The European Space Agency (ESA)’s Euclid space telescope has sent back its first scientific images, and they are absolutely stunning. Each of the five images of the glowing cosmic objects will eventually be part of Euclid’s 3D map of the universe, the ultimate goal of which is to understand the dark components of our universe.
Euclid launched on July 1 and now stands about 1.5 million kilometers from Earth. Over the next six years, it is expected to image about one-third of the sky, creating the most detailed 3D map of the universe ever made. This map will give researchers an unprecedented window into the large-scale structure of the universe, helping them understand the behavior of dark matter and dark energy on the cosmic scale and how it may deviate from our current understanding of physics and cosmology.
Dark matter and dark energy are invisible, hence the nickname “dark”, so the only way to detect their behavior is through images of visible objects, like the one Euclid has now released. The first of these images shows the Horsehead Nebula, located in the Orion constellation 1375 light years from Earth. This nebula is well known, but the incredible detail in this new image could allow scientists to see new stars and even young planets.

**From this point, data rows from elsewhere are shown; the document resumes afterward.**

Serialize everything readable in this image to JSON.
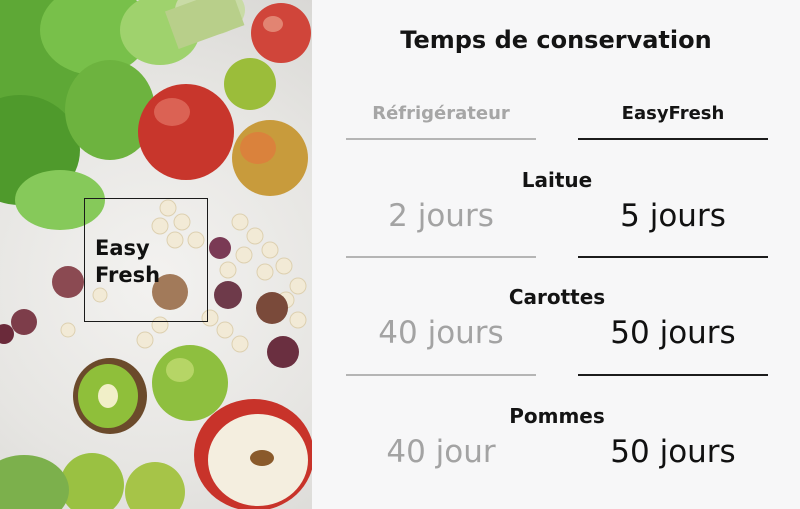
{
  "photo": {
    "label_line1": "Easy",
    "label_line2": "Fresh"
  },
  "panel": {
    "title": "Temps de conservation",
    "columns": {
      "left": "Réfrigérateur",
      "right": "EasyFresh"
    },
    "items": [
      {
        "name": "Laitue",
        "refrigerator": "2 jours",
        "easyfresh": "5 jours"
      },
      {
        "name": "Carottes",
        "refrigerator": "40 jours",
        "easyfresh": "50 jours"
      },
      {
        "name": "Pommes",
        "refrigerator": "40 jour",
        "easyfresh": "50 jours"
      }
    ]
  },
  "colors": {
    "panel_background": "#f7f7f8",
    "muted_text": "#a3a3a3",
    "dark_text": "#141414"
  }
}
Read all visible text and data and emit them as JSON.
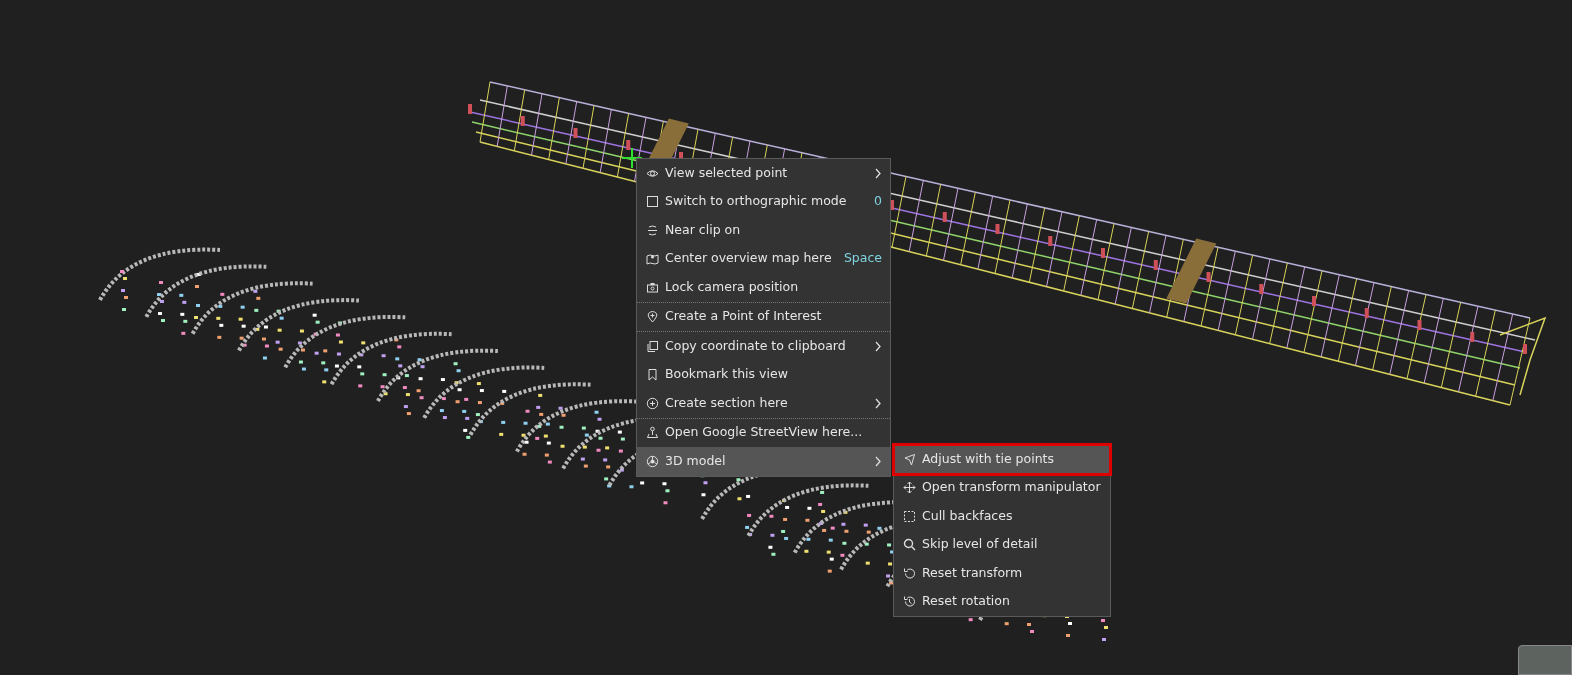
{
  "context_menu": {
    "sections": [
      [
        {
          "label": "View selected point",
          "has_submenu": true,
          "selected": false
        },
        {
          "label": "Switch to orthographic mode",
          "shortcut": "0",
          "has_submenu": false,
          "selected": false
        },
        {
          "label": "Near clip on",
          "has_submenu": false,
          "selected": false
        },
        {
          "label": "Center overview map here",
          "shortcut": "Space",
          "has_submenu": false,
          "selected": false
        },
        {
          "label": "Lock camera position",
          "has_submenu": false,
          "selected": false
        }
      ],
      [
        {
          "label": "Create a Point of Interest",
          "has_submenu": false,
          "selected": false
        }
      ],
      [
        {
          "label": "Copy coordinate to clipboard",
          "has_submenu": true,
          "selected": false
        },
        {
          "label": "Bookmark this view",
          "has_submenu": false,
          "selected": false
        },
        {
          "label": "Create section here",
          "has_submenu": true,
          "selected": false
        }
      ],
      [
        {
          "label": "Open Google StreetView here...",
          "has_submenu": false,
          "selected": false
        },
        {
          "label": "3D model",
          "has_submenu": true,
          "selected": true
        }
      ]
    ]
  },
  "submenu": {
    "items": [
      {
        "label": "Adjust with tie points",
        "selected": true,
        "outlined": true
      },
      {
        "label": "Open transform manipulator",
        "selected": false,
        "outlined": false
      },
      {
        "label": "Cull backfaces",
        "selected": false,
        "outlined": false
      },
      {
        "label": "Skip level of detail",
        "selected": false,
        "outlined": false
      },
      {
        "label": "Reset transform",
        "selected": false,
        "outlined": false
      },
      {
        "label": "Reset rotation",
        "selected": false,
        "outlined": false
      }
    ]
  }
}
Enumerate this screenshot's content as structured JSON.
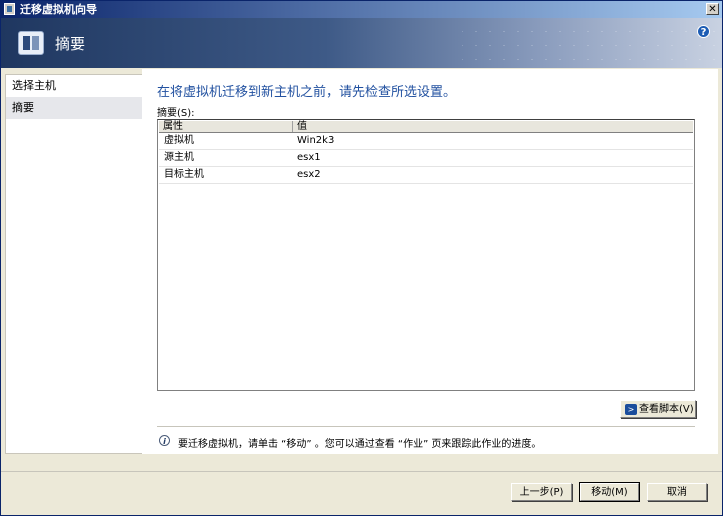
{
  "window": {
    "title": "迁移虚拟机向导",
    "close_glyph": "✕"
  },
  "header": {
    "title": "摘要",
    "help_glyph": "?"
  },
  "nav": {
    "items": [
      {
        "label": "选择主机"
      },
      {
        "label": "摘要"
      }
    ]
  },
  "content": {
    "intro": "在将虚拟机迁移到新主机之前，请先检查所选设置。",
    "summary_label": "摘要(S):",
    "columns": {
      "property": "属性",
      "value": "值"
    },
    "rows": [
      {
        "property": "虚拟机",
        "value": "Win2k3"
      },
      {
        "property": "源主机",
        "value": "esx1"
      },
      {
        "property": "目标主机",
        "value": "esx2"
      }
    ],
    "view_script_button": "查看脚本(V)",
    "info_text": "要迁移虚拟机，请单击 “移动” 。您可以通过查看 “作业” 页来跟踪此作业的进度。"
  },
  "footer": {
    "back_label": "上一步(P)",
    "move_label": "移动(M)",
    "cancel_label": "取消"
  },
  "icons": [
    "app-icon",
    "close-icon",
    "wizard-header-icon",
    "help-icon",
    "powershell-icon",
    "info-icon"
  ]
}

This is a sparkling cluster of hundreds of thousands of stars A globular cluster called NGC 6397. The sheer scale of these clusters means that it is difficult to capture them in detail without many observations, but Euclid’s large field of view makes this possible. Researchers aren’t sure whether globular clusters are underlying dark matter haloes, a question that may be answered by Euclid’s measurements.
Each of the above pictures shows a galaxy. On the left is the spiral galaxy IC 342, nicknamed the Hidden Galaxy because it is located on the other side of the Milky Way disk from Earth, making it difficult to observe through all the stars, gas, and dust. This galaxy contains many globular clusters and is very similar to our own Galaxy, making it an excellent point of comparison to understand whether a galaxy is normal or unusual.
The irregular galaxy at right is NGC 6822, representative of a type of galaxy that was common in the early universe. Many of these smaller galaxies with less obvious structure merged over time and became more massive galaxies such as the Milky Way or the Hidden Galaxy. During its mission, Euclid will observe billions of galaxies, and mark each one’s location in the greater cosmic web.
Although this image may appear to be a single irregular galaxy or globular cluster at first glance, it actually shows over 100,000 galaxies. About 1000 of them, in the foreground of the image, belong to the Perseus galaxy cluster. Many of them have never been seen before. Such massive structures are only possible due to the influence of dark matter, so such observations will be important to ascertain its true nature.